IAF discusses the potential long-term benefits of this revolution in Scenarios of Health and Health Care in 2032, compiled in collaboration with the Robert Wood Johnson Foundation after a two-day forum in Kansas City last year.
Our discussion on Big Data flowed from my inquiry as to just how far we can take this reliance on bits and bytes to objectively measure outcomes that are potentially very subjective.
For instance, how does one account for patients’ home environment when scoring hospitals on their 30-day readmission rate? I’ll get to his answer to that one in a minute.
But, it was in ruminating on that question that he brought up his big takeaway from the sessions in Kansas City and St. Louis. And here is how he got from Point A to Point B:

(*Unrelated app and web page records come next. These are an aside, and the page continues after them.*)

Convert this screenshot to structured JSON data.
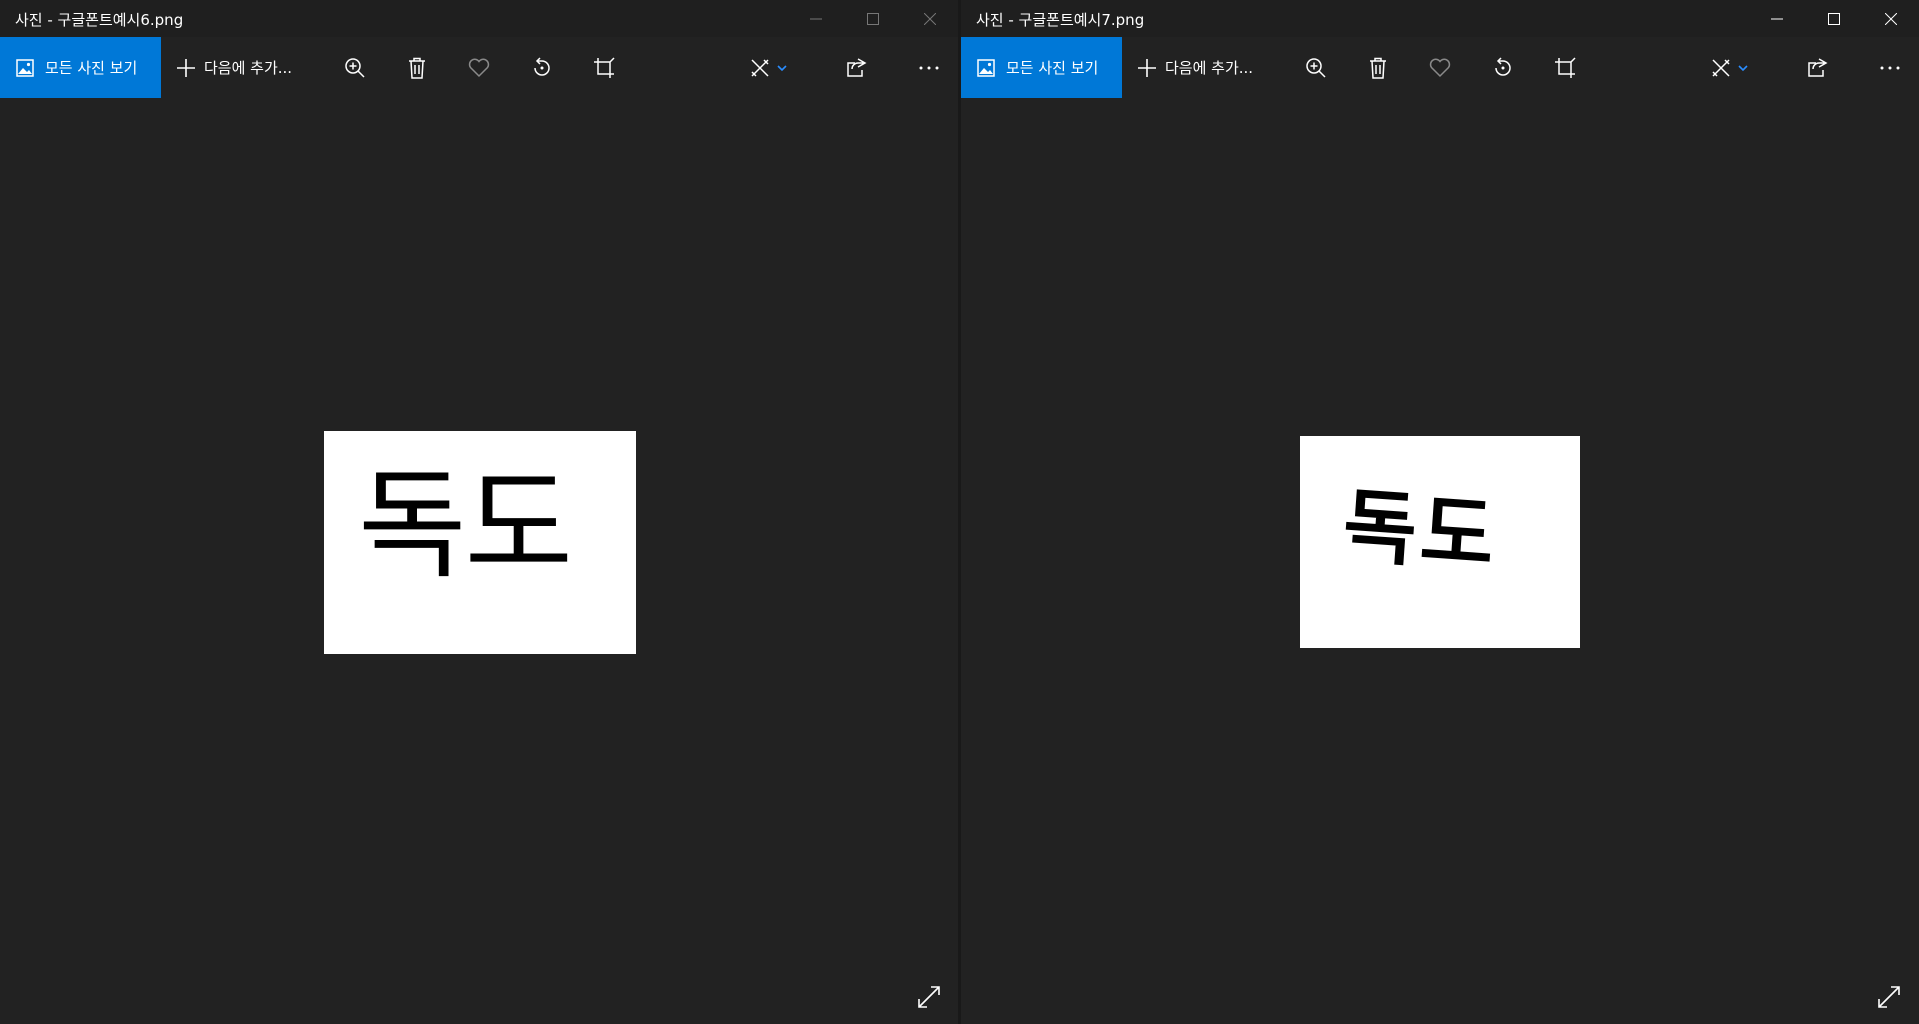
{
  "windows": [
    {
      "title": "사진 - 구글폰트예시6.png",
      "toolbar": {
        "view_all_label": "모든 사진 보기",
        "add_to_label": "다음에 추가..."
      },
      "image_text": "독도"
    },
    {
      "title": "사진 - 구글폰트예시7.png",
      "toolbar": {
        "view_all_label": "모든 사진 보기",
        "add_to_label": "다음에 추가..."
      },
      "image_text": "독도"
    }
  ],
  "icons": {
    "view_all": "photos-icon",
    "add": "plus-icon",
    "zoom": "zoom-in-icon",
    "delete": "trash-icon",
    "favorite": "heart-icon",
    "rotate": "rotate-icon",
    "crop": "crop-icon",
    "edit": "edit-create-icon",
    "share": "share-icon",
    "more": "more-icon",
    "fullscreen": "expand-icon"
  },
  "colors": {
    "accent": "#0078d7",
    "background": "#222222",
    "titlebar": "#1f1f1f"
  }
}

One of the most fascinating outcomes for him was how many agency workers said that the emphasis on wellness for the patients actually spurred staff to lose weight, exercise, and quit smoking.
So, he thought, isn’t producing healthy, productive workers really the best overall measure of projects like the Missouri Medical Home Collaborative?
Further burnishing that thought, he said, was the discussion in St. Louis about how the workforce emphasis could spur safety-net donations from wealthy business owners.
Now, as far as my question about the limitations of Big Data, he basically said that humans are getting better and better at addressing subjective factors through data analysis.
As examples, he pointed to some of the winners of the Robert Wood Johnson Foundation’s inaugural Young Leader Awards.
Data does have limitations, he said.
Number crunching provides “a much fuller picture of any given phenomenon,” he said, “but that never means you have a purely objective view of the universe.”